Defense and promotion of human rights around the world is a key component of the EU’s foreign policy. In this context, the EU follows closely the human rights situation in Tibet. The EU considers its human rights dialogue with China as an essential part of the EU-China relationship. In this context, it is committed to engage with China to improve the situation on the ground.
The European Union is concerned by the deterioration of the situation in Tibet, as illustrated by the wave of self immolations and by clashes between the police and the local population since the beginning of the year.
In recent days, the EU has been particularly concerned by the news of mass arrests and detentions taking place in the Tibetan Autonomous Region following self-immolations in Lhasa, as well as at reports that the TAR, has been closed to foreigners.
Some 37 self-immolations of Tibetans have occurred in China since 2011. These have been concentrated in Sichuan province but have also taken place in other Tibetan-populated areas where increasing restrictions on religious activities seem to have given rise to a surge of frustration and new protests among Tibetans.
Over the last three years, an increasing number of Tibetan intellectuals and cultural figures have faced criminal charges or been imprisoned. The EU is worried by restrictions on expressions of Tibetan identity and freedom of expression in Tibet.
The EU has taken note that the five-year plans adopted by the Chinese authorities in January and March 2011 include an expansion of hydropower, railways, mining and tourism across the Tibetan plateau. The EU welcomes China’s wish to raise the living standards of the Tibetan population. However, there are reports of growing discontent among Tibetans regarding local development policies and of protests against mining and hydro-electric projects.

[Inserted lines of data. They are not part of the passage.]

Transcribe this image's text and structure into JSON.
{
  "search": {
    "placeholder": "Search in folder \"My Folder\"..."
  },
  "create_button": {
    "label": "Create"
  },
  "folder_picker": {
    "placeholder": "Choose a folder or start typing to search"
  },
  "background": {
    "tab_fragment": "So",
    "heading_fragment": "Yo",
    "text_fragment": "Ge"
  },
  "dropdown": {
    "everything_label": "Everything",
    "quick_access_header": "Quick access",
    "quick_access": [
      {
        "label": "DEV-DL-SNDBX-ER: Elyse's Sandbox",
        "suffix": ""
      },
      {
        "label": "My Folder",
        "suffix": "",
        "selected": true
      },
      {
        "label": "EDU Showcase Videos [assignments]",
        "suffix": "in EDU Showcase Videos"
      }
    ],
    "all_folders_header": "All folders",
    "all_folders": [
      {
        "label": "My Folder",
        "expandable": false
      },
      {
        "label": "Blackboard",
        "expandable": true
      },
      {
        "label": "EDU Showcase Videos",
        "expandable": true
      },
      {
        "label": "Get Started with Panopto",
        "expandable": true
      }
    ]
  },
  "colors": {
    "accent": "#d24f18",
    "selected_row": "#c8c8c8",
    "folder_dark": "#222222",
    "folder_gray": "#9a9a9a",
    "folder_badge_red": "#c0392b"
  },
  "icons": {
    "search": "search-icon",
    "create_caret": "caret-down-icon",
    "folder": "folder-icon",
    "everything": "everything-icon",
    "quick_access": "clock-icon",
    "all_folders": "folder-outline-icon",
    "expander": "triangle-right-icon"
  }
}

The EU supports the wish of the Chinese authorities to better protect the environment in China. Nevertheless, it is most concerned about the impact of the resettlement policy of Tibetan nomads. Tibetan culture and traditional lifestyles are based on a nomadic way of life. While taking note of the Chinese authorities commitment that the resettlement of nomads is intended to preserve the Tibetan grasslands, the EU questions whether the objective of environmental protection can only be reached by eliminating the traditional way of life of Tibetans who have lived in harmony with nature for centuries. The EU is concerned that compulsory resettlement of all nomads has the potential to destroy the distinctive Tibetan culture and identity.
The EU is also worried by the impact of the policy to make Mandarin Chinese the primary language of instruction in Tibetan schools, as in schools in other minority-populated areas. Several hundreds of students protested against the reform of the education system to promote education in Chinese rather than in Tibetan in Qinghai province.
The EU is also concerned about the intensification of restrictions on religious activities in Tibet, including quotas of monks and nuns who may reside at a monastery and measures limiting their travel between different areas.
The EU raised all these issues at the EU-China human rights dialogue on 29 May 2012.
The EU calls upon the Chinese authorities to ensure that the human rights of the Tibetan people are respected, including their right to freedom of expression and freedom of assembly, as well as to enjoy their own culture to practice their own religion and to use their own language.
The EU also urges the Chinese authorities to exercise restraint and to allow access by foreign diplomats and journalists to all Tibetan autonomous areas.
Following the last meeting between the Chinese authorities and the Envoys of the Dalai Lama in early 2010, the EU strongly supports the restart of the dialogue between all parties in order to contribute to a durable solution. The EU believes that this dialogue can contribute to the improvement of the human rights situation of the Tibetan people.